→ **Work order**:
Please show every line from the entries that carries the word "n가져오기".

───── Information given ─────

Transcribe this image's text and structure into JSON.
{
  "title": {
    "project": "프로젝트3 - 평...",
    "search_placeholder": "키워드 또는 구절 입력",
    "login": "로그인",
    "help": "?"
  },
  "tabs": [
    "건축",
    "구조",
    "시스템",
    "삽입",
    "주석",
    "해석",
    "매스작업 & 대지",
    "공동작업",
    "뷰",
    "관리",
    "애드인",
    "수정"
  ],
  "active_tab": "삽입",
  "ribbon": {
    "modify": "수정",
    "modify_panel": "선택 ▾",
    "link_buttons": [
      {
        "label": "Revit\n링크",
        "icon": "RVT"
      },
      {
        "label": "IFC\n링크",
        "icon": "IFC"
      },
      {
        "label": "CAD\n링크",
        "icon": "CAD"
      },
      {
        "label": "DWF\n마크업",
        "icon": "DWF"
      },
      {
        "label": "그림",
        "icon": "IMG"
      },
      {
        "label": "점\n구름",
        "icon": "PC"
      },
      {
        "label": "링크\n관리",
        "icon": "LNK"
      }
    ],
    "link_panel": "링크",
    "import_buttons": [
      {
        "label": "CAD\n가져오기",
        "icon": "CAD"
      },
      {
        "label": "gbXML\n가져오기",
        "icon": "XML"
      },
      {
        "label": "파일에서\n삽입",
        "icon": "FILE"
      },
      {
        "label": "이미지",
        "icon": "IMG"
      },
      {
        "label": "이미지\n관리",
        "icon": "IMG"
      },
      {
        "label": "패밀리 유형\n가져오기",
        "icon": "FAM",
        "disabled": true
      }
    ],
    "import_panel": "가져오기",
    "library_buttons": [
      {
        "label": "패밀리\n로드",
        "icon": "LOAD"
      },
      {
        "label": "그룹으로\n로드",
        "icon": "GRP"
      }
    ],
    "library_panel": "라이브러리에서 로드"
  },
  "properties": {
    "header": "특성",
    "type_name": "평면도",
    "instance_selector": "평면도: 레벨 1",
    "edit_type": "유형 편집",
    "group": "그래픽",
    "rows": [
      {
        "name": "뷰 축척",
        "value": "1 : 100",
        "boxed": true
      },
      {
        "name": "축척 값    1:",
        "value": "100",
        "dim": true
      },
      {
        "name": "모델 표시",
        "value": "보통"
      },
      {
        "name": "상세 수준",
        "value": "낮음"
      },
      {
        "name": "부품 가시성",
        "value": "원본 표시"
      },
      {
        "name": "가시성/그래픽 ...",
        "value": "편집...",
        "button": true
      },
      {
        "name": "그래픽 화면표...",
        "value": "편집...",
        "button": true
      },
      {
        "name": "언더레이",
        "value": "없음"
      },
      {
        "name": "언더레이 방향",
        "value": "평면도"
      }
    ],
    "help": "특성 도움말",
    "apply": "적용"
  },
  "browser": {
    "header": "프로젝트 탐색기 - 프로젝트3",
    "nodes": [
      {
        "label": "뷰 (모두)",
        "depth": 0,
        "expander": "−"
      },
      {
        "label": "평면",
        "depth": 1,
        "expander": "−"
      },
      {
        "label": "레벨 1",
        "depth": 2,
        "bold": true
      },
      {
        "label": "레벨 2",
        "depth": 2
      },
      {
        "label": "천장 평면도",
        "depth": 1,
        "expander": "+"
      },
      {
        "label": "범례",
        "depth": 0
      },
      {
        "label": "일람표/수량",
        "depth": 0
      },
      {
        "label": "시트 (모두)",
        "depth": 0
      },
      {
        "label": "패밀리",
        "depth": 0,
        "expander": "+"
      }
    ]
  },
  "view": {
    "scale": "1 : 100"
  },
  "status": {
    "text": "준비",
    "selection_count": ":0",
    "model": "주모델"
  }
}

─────

→ **Answer section**:
        "label": "CAD\n가져오기",
        "label": "gbXML\n가져오기",
        "label": "패밀리 유형\n가져오기",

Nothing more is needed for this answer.